Problem to work on> From the first line to the last, print the records exactly, leaving out the pictures.

..............................

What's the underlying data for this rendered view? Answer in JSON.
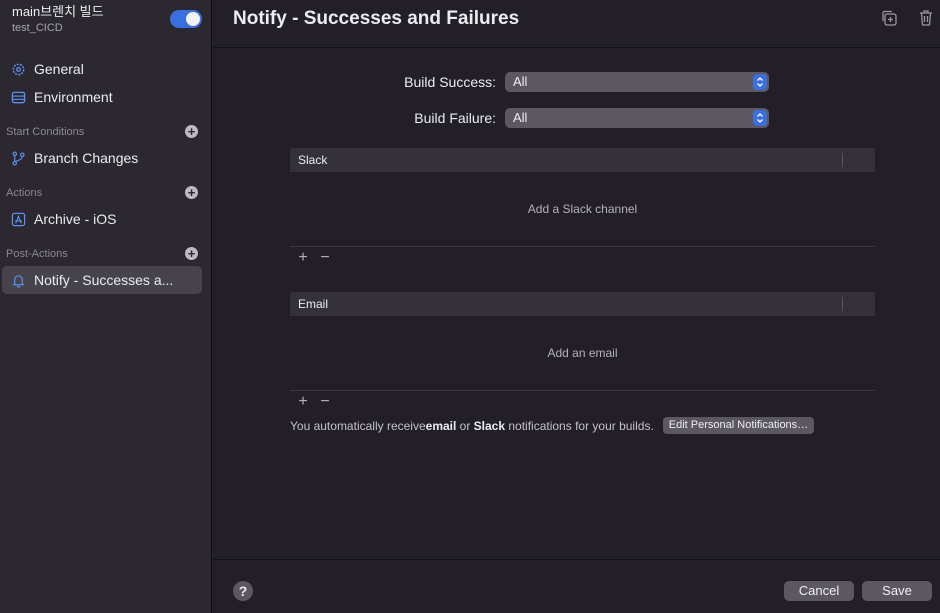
{
  "workflow": {
    "title": "main브렌치 빌드",
    "subtitle": "test_CICD",
    "enabled": true
  },
  "sidebar": {
    "general_label": "General",
    "environment_label": "Environment",
    "start_conditions_label": "Start Conditions",
    "branch_changes_label": "Branch Changes",
    "actions_label": "Actions",
    "archive_label": "Archive - iOS",
    "post_actions_label": "Post-Actions",
    "notify_label": "Notify - Successes a..."
  },
  "main": {
    "title": "Notify - Successes and Failures",
    "build_success_label": "Build Success:",
    "build_success_value": "All",
    "build_failure_label": "Build Failure:",
    "build_failure_value": "All",
    "slack": {
      "header": "Slack",
      "empty_text": "Add a Slack channel"
    },
    "email": {
      "header": "Email",
      "empty_text": "Add an email"
    },
    "note": {
      "part1": "You automatically receive ",
      "email_word": "email",
      "part2": " or ",
      "slack_word": "Slack",
      "part3": " notifications for your builds.",
      "button_label": "Edit Personal Notifications…"
    }
  },
  "footer": {
    "help_label": "?",
    "cancel_label": "Cancel",
    "save_label": "Save"
  },
  "colors": {
    "accent": "#3a6fe0",
    "background": "#221f28",
    "sidebar": "#2b2830"
  }
}
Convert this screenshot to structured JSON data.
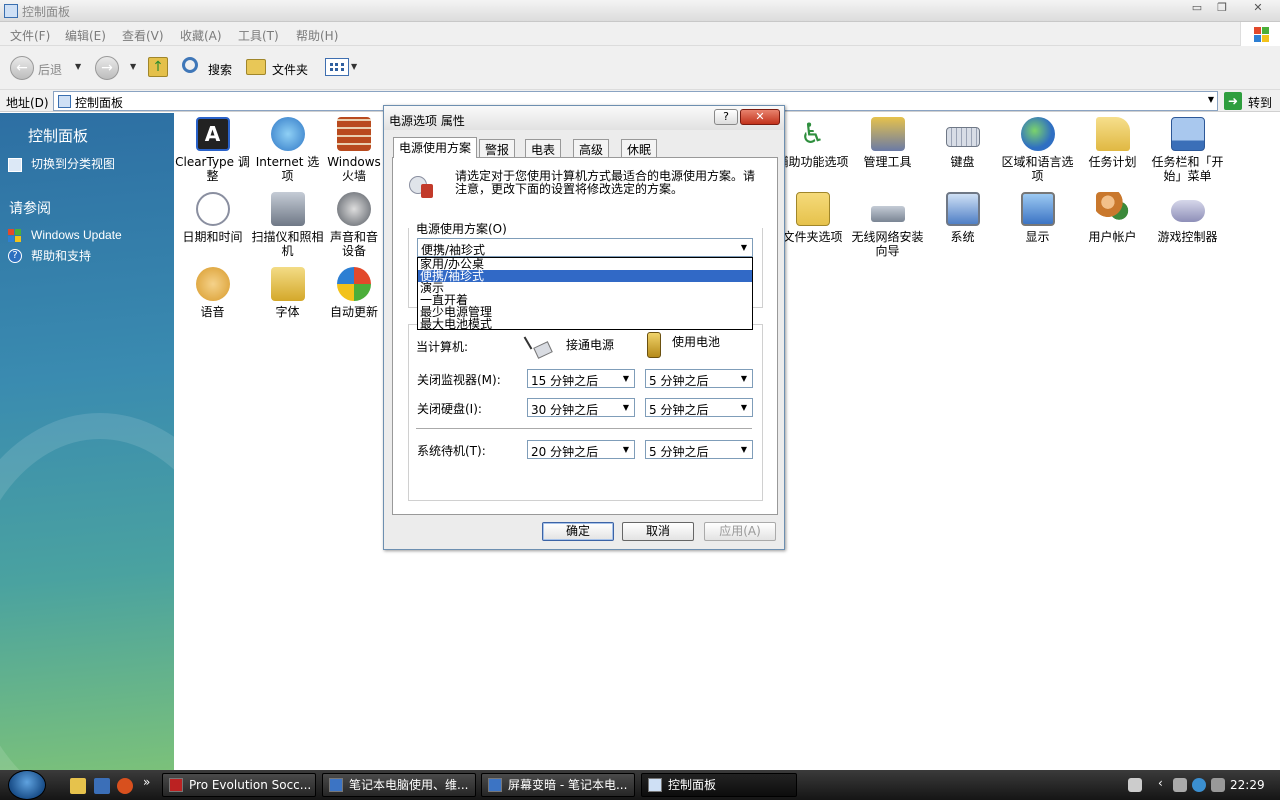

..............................

Solution for this task>
What's the underlying data for this rendered view? Answer in JSON.
{
  "workflow": {
    "title": "main브렌치 빌드",
    "subtitle": "test_CICD",
    "enabled": true
  },
  "sidebar": {
    "general_label": "General",
    "environment_label": "Environment",
    "start_conditions_label": "Start Conditions",
    "branch_changes_label": "Branch Changes",
    "actions_label": "Actions",
    "archive_label": "Archive - iOS",
    "post_actions_label": "Post-Actions",
    "notify_label": "Notify - Successes a..."
  },
  "main": {
    "title": "Notify - Successes and Failures",
    "build_success_label": "Build Success:",
    "build_success_value": "All",
    "build_failure_label": "Build Failure:",
    "build_failure_value": "All",
    "slack": {
      "header": "Slack",
      "empty_text": "Add a Slack channel"
    },
    "email": {
      "header": "Email",
      "empty_text": "Add an email"
    },
    "note": {
      "part1": "You automatically receive ",
      "email_word": "email",
      "part2": " or ",
      "slack_word": "Slack",
      "part3": " notifications for your builds.",
      "button_label": "Edit Personal Notifications…"
    }
  },
  "footer": {
    "help_label": "?",
    "cancel_label": "Cancel",
    "save_label": "Save"
  },
  "colors": {
    "accent": "#3a6fe0",
    "background": "#221f28",
    "sidebar": "#2b2830"
  }
}
Convert this screenshot to structured JSON data.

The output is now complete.